Location:Halford Gallery, Bernard and Barbro Osher Gallery, Focus Gallery, Center Gallery
The dual meaning of “resolution,” as both coming-into-view and overcoming conflict, defines a wide range of artistic responses to the global shifts in society and culture—world wars, disasters, financial collapse, environmental degradation, and violations of human rights. This exhibition surveys how artists of the twentieth century mobilized artistic expression to clarify challenges, signal support to those struggling with difficult circumstances, and validate the importance of choice and freedom. Early twentieth-century photography conveys how individuals make a home amidst domestic and international migration, while a variety of aesthetic responses in the aftermath of World War II testify to the horrifying prospect of nuclear annihilation with strategies ranging from radical abstraction to turbulent figuration. Other works explore how art can bridge creativity and citizenship in an increasingly complicated matrix of identity formation and political conflict. Artworks may seek resolution through what they represent, but they may also refuse to resolve themselves in our field of vision, reminding us that resolution does not always come readily and that it is as much a process as an outcome.

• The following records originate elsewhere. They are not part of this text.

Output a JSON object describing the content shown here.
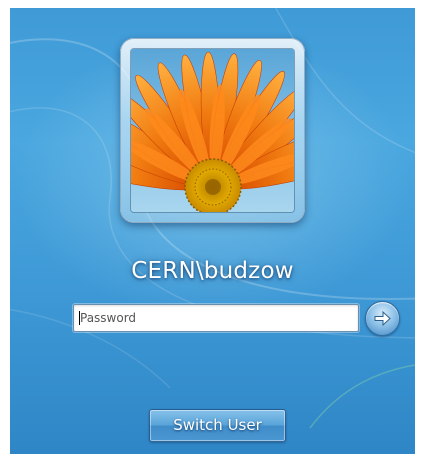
{
  "user": {
    "name": "CERN\\budzow"
  },
  "login": {
    "password_placeholder": "Password",
    "submit_icon": "arrow-right-icon"
  },
  "actions": {
    "switch_user_label": "Switch User"
  },
  "theme": {
    "background": "#3f9ad6",
    "button": "#4a97d1",
    "text": "#ffffff"
  }
}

Included is a section of Sosaku-hanga—creative prints (創作版画). These prints emerged as an artistic form of expression in twentieth-century Japan. This installation was co-curated for "Art & Resolution, 1900 to Today" by students from Art History 3180: "Japanese Print Culture," fall 2016.